Toronto, ON – The Ontario Lung Association today strongly endorsed the Ontario Government’s plan to strengthen the province’s immunization program.
“Immunization prevents infection and saves lives,” said Ontario Lung Association president and CEO George Habib. “Government action to bolster immunization programs sends a clear message to Ontarians that vaccines are safe and effective and that every Ontarian should participate in this important public health campaign.”
The Immunization 2020 strategy, announced yesterday by the Minister for Health and Long-Term Care, Eric Hoskins, includes public education campaigns on the importance of immunization so that people can make informed decisions based on facts and scientific evidence.
Habib said this would complement long-running Ontario Lung Association campaigns promoting the benefits of vaccination against the flu and pneumonia.
“Almost everyone should get the flu shot,” said Carole Madeley, director of respiratory health programs with the Ontario Lung Association. “It not only helps to protect you from being infected with the flu virus, it also reduces the risk to people around you – family, friends and people in your community
“This is called ‘community immunity’. It means that the more people who get the flu shot in a community the less risk to others, particularly vulnerable groups such as the elderly, young children, pregnant women and the 2.4 million Ontarians with a chronic lung disease such as asthma or chronic obstructive pulmonary disease (COPD).”
Adults 65 years of age and older, particularly those living with a lung disease such as (COPD) are also at increased risk for complications due to flu. Pneumococcal infection is the most common complication of both seasonal and pandemic influenza.
Pneumococcal bacteria enter the body through the nose or mouth. Some people will not develop symptoms, but others may develop serious complications, including ear infection, pneumonia, or meningitis that can lead to hospitalization. Discuss vaccination with your health-care provider.
“The flu can be serious for anyone, especially the very young, the very old, or those with compromised immune systems,” said Dr. Hedy Ginzberg, Medical Director, Ontario Thoracic Society. “But it can be particularly dangerous for those living with lung disease. Medical guidelines recommend the annual flu vaccination as well as the pneumococcal vaccination for patients with COPD.”
Some younger adults (19 through 64 years of age) are also at increased risk including those:
“While there is no cure for lung diseases such as asthma and COPD, through an effective management plan, individuals affected by these diseases can live fairly active lives,” said Habib. “An integral part of any good management plan, as supported by recommendations made by the Canadian Thoracic Society, is vaccination against both influenza and pneumococcal disease.
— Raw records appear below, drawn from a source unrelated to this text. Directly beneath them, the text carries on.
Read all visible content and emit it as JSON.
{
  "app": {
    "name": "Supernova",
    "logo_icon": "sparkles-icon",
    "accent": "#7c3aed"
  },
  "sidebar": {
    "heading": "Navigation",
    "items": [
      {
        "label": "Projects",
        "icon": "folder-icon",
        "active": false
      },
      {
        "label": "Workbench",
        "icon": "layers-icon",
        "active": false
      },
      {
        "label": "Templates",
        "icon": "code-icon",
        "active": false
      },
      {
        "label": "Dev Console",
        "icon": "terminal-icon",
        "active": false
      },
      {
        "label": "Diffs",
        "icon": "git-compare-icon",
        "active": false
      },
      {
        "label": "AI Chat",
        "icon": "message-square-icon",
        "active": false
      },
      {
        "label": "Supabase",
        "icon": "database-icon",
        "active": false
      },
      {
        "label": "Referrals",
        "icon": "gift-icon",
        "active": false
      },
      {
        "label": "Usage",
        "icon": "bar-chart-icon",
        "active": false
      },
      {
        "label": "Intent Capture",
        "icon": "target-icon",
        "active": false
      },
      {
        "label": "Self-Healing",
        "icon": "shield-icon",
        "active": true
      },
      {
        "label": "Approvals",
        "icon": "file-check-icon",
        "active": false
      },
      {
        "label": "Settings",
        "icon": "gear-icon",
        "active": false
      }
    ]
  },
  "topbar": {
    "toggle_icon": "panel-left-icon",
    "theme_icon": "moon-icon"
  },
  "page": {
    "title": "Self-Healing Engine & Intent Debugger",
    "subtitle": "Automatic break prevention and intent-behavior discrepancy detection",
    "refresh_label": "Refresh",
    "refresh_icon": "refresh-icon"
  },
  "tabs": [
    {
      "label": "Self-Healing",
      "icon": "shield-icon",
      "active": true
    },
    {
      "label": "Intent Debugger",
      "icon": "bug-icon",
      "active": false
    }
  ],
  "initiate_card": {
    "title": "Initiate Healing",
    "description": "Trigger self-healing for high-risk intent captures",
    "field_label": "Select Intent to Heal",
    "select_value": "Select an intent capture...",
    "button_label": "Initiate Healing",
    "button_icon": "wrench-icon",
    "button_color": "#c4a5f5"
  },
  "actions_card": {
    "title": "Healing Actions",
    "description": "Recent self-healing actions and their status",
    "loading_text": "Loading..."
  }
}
“We feel strongly that vaccination is an effective and cost-effective strategy for the control of infectious disease, including pneumococcal disease. The success of our universal childhood vaccine program points to the need for a similar immunization program where vaccines exist to ensure they achieve their full potential to prevent disease.”
If you have COPD (chronic bronchitis or emphysema), are a smoker, are over 64 years old, or if you have not been vaccinated against the flu, you are at increased risk of developing pneumococcal related diseases, like pneumonia and meningitis. You should speak with your doctor or health-care provider about vaccination against the flu and pneumococcal infection.
If you have questions about immunization or any other lung health issue, call The Lung Association Lung Health Information Line at 1-888-344-LUNG (5864) to speak to a Certified Respiratory Educator. You can also email email@example.com
Contact: Monica Kocsmaros | 416-864-9911 ext. 292 | MKocsmaros@on.lung.ca